The Conservatives now lead by as much as 19 per cent in the latest election polling, with Labour failing to gain any momentum from its manifesto launch.
Figures out today from Opinium/Observer have the Tories up to 47 per cent, Labour on 28 per cent, the Liberal Democrats on 12 per cent and the Brexit Party down to just three per cent.
The Tories’ vote jumped three points since last week’s poll, while Labour stayed stagnant at 28 per cent.
Today’s YouGov/The Times poll showed the Tories on 42 per cent and Labour on 30 per cent – identical to Wednesday’s numbers.

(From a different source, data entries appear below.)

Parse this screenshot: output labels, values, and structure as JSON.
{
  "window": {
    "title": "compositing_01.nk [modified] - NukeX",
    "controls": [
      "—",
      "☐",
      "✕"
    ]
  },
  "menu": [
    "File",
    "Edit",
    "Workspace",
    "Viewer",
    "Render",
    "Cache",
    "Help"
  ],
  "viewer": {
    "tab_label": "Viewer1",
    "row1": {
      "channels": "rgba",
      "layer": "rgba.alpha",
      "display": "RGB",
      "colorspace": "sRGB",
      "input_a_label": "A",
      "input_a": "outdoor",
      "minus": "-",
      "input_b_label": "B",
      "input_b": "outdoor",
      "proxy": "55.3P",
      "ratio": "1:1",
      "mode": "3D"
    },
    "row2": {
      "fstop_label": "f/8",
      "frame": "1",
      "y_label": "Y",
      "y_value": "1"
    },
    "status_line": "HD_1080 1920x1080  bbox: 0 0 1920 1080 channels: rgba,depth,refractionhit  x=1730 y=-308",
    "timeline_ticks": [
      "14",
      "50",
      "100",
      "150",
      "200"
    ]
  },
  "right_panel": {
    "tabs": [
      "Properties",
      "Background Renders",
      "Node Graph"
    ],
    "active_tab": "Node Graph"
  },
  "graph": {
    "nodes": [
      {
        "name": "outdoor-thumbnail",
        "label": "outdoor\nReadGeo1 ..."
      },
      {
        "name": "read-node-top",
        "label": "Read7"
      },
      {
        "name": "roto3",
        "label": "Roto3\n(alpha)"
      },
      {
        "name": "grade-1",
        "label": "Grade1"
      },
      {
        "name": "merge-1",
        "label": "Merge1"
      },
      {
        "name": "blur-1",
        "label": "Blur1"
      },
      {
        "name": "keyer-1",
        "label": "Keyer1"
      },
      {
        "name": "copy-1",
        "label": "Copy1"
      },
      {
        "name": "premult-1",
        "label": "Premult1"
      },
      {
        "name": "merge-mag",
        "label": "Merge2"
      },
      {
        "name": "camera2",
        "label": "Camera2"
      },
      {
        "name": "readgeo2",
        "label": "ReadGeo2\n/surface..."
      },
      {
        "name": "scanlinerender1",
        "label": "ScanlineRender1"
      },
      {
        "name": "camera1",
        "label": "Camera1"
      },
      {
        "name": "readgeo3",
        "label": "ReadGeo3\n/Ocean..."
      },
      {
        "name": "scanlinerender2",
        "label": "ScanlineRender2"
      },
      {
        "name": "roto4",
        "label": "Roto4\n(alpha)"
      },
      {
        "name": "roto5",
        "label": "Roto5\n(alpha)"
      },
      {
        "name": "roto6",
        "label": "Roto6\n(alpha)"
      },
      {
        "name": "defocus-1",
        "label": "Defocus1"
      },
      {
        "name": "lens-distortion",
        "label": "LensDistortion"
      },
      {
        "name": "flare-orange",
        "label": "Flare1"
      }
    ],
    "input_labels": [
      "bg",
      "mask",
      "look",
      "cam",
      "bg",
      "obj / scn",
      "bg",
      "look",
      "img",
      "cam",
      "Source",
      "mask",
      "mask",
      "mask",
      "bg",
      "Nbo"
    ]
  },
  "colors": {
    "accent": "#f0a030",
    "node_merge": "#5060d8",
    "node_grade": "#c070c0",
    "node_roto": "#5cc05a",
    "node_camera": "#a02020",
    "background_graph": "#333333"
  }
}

Both surveys reveal that Labour’s manifesto launch on Thursday and Friday’s leaders’ edition of Question Time has not given the party a polling bounce, unlike in 2017.
Jeremy Corbyn received a large polling boost after launching his party’s manifest in 2017, creating enough momentum to deny Theresa May a majority on election day.
He was also aided by an unpopular Conservative manifesto, led by the so-called “dementia tax”, and May’s widely panned campaign performance.
A repeat of two years ago is looking less likely, after the first seat-by-seat projection predicted the Conservatives to gain a majority of 48.
The projection, by Datapraxis from YouGov surveys, predicted the Tories would pick up an extra 57 seats, to win a total of 349.
Meanwhile, the projection sees Labour winning just 213 seats – only four more than Labour’s post-war nadir under Michael Foot in 1983.